Alliin is an organosulfur compound found in a wide variety of Allium plants, including garlic, onion, and leek. Alliin is an odorless, colorless, and deeply flavorful compound that is responsible for many of the characteristics associated with Allium vegetables.
Where is Alliin Generally Used?
Alliin is generally used as a flavoring agent in cooking. It is responsible for the distinct flavor of many dishes that use Allium vegetables. Additionally, Alliin is found in many medicinal herbs and supplements.
Where is Alliin Found?
Alliin is found in many Allium plants, such as garlic, onion, and leek. It is also found in some medicinal herbs, including chives, ramsons, and wild garlic.
What are the Health Benefits of Alliin?
Alliin is associated with a variety of health benefits, including reducing the risk of developing certain chronic diseases, cancer, and cardiovascular diseases. It has also been linked to reducing inflammation, triglyceride levels, and oxidative stress. Additionally, Alliin has antimicrobial properties which could help to protect against a variety of illnesses.
Interesting Facts about Alliin:
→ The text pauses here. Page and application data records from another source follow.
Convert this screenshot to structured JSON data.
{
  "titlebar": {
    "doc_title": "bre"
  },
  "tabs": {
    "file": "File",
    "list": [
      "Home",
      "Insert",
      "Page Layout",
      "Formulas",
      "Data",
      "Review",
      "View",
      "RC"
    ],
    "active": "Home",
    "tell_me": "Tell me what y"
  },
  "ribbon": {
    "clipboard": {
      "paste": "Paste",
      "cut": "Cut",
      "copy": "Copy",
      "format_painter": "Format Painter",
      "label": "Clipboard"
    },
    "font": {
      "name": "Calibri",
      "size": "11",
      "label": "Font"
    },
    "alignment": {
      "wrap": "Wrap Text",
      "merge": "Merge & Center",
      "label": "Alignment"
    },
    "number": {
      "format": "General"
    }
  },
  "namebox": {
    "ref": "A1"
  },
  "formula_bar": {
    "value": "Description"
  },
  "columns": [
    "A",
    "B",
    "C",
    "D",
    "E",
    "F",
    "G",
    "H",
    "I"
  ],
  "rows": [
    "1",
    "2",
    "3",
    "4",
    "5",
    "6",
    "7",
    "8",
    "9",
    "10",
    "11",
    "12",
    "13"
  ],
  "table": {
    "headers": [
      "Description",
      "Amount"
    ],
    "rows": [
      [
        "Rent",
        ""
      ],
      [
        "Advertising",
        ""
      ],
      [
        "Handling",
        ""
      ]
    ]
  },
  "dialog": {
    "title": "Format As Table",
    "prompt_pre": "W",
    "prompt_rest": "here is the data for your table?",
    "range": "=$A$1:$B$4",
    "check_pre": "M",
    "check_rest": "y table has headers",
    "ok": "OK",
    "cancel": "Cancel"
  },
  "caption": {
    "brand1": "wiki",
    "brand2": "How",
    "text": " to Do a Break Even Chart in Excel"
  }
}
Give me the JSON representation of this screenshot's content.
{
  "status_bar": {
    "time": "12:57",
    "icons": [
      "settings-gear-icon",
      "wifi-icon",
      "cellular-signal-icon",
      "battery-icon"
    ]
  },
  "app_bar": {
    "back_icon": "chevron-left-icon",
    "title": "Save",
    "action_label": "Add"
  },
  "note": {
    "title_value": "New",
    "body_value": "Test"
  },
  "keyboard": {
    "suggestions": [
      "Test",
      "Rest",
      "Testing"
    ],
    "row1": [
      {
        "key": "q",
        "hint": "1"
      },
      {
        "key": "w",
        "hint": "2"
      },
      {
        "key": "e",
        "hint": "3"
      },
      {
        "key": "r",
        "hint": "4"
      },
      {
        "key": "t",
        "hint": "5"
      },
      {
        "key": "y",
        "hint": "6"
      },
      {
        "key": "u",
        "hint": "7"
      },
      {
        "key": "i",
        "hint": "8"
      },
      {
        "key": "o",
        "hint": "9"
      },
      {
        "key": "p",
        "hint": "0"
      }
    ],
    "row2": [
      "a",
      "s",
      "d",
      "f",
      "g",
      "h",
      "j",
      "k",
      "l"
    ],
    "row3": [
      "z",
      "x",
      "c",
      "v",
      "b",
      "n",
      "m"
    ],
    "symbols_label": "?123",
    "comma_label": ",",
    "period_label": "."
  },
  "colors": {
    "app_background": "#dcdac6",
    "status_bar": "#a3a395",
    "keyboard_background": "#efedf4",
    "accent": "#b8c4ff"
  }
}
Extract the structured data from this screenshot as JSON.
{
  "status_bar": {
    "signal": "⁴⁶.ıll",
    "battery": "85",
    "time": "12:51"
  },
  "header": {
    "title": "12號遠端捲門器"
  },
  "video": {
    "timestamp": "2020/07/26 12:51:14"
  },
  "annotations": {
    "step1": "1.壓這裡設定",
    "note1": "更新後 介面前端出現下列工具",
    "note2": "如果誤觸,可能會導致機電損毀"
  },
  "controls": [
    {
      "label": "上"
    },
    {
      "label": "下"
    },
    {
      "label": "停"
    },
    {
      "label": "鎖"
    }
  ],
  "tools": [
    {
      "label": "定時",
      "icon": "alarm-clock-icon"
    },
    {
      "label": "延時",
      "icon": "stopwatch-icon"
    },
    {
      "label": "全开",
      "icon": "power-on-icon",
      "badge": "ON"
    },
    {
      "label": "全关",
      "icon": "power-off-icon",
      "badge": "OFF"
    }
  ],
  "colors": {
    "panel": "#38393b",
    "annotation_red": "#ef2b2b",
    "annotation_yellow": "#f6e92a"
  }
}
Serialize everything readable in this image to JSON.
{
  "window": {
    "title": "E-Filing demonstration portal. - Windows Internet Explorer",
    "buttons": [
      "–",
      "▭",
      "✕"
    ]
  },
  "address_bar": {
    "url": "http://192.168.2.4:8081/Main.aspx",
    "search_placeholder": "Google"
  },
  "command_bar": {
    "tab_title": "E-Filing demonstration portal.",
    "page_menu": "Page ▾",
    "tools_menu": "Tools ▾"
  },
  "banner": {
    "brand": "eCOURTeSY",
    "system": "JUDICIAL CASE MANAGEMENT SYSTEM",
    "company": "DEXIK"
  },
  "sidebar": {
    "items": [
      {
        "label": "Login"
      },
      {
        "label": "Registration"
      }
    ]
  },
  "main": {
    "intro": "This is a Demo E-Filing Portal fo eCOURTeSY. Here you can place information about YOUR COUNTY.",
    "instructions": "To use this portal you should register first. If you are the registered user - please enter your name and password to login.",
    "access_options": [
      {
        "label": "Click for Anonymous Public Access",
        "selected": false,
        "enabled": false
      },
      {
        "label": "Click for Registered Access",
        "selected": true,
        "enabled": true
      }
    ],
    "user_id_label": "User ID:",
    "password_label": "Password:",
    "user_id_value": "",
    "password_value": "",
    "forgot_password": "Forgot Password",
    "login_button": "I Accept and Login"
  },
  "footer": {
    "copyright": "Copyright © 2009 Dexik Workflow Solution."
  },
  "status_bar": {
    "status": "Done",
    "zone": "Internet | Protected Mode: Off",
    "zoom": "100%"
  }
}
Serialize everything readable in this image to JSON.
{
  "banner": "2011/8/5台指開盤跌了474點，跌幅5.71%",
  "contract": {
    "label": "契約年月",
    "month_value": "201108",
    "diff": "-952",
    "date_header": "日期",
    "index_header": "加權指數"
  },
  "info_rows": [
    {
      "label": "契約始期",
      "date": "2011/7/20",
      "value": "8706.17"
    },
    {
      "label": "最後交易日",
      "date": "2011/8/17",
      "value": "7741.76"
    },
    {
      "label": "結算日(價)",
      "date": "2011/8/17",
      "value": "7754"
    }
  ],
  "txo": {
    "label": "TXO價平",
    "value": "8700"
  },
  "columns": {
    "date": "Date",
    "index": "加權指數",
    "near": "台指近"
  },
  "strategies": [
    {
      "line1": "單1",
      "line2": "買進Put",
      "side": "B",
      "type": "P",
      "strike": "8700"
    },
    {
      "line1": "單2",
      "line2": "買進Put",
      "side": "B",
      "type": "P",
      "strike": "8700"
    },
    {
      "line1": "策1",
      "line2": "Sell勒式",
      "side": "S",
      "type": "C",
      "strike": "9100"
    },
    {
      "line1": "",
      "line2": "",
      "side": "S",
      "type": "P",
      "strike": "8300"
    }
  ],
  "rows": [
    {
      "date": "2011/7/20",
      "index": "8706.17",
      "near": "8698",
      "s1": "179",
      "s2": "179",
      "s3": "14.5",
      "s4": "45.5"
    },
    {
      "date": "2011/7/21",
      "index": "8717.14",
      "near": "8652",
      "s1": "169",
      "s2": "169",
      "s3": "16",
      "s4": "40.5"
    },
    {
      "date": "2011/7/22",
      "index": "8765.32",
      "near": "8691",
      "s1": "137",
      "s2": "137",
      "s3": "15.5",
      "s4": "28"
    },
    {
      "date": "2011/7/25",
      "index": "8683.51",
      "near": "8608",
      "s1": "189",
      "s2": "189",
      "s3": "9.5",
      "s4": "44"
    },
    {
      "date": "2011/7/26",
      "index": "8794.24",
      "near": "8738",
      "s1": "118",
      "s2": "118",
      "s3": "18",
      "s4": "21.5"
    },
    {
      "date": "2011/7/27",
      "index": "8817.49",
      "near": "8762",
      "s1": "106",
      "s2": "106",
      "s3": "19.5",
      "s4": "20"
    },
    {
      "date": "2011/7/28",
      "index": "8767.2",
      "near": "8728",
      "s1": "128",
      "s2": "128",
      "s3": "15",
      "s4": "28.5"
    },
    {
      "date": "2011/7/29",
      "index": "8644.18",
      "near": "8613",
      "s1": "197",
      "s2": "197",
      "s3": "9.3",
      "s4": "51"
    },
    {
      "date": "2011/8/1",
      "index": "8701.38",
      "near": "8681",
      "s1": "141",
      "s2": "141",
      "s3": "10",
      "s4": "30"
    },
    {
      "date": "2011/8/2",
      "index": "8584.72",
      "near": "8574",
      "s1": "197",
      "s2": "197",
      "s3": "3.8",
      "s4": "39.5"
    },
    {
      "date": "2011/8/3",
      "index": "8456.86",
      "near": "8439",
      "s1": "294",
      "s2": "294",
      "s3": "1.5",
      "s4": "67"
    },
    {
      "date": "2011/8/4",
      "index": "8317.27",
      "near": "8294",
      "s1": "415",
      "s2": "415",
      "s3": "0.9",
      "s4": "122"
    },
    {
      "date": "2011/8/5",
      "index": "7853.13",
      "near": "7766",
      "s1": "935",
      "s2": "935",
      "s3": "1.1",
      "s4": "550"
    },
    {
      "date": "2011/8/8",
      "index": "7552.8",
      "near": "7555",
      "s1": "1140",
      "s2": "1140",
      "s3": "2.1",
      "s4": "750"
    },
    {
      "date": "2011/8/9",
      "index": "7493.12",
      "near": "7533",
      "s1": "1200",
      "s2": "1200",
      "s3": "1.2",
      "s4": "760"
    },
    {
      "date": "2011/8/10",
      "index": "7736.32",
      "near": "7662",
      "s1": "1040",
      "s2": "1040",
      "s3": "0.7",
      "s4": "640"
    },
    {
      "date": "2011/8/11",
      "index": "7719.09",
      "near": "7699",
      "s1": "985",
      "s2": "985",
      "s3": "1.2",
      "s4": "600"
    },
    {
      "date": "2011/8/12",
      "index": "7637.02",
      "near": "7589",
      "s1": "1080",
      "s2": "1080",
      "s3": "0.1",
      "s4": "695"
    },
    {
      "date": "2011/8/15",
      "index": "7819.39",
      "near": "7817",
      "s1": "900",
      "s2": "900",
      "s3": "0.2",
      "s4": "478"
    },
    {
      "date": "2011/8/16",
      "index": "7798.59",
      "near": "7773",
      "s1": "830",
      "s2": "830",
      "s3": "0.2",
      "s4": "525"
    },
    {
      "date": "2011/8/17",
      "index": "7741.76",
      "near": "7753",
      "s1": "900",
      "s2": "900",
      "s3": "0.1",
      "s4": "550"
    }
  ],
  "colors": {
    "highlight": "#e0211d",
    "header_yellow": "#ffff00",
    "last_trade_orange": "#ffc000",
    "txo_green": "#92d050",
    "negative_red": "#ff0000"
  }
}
When Alliin is crushed or cut, it reacts with an enzyme called allinase to form a compound called allicin. Allicin is responsible for the distinct, pungent smell associated with crushed garlic and is also the compound responsible for many of the medicinal properties of garlic.
List of other similar ingredients:
Other organosulfur compounds found in Allium vegetables, such as garlic, include diallyl thiosulfinate, disulfides, and sulfoxides. Additionally, there are a number of other compounds found in garlic that have been linked to a variety of health benefits, such as selenium, manganese, and vitamin C.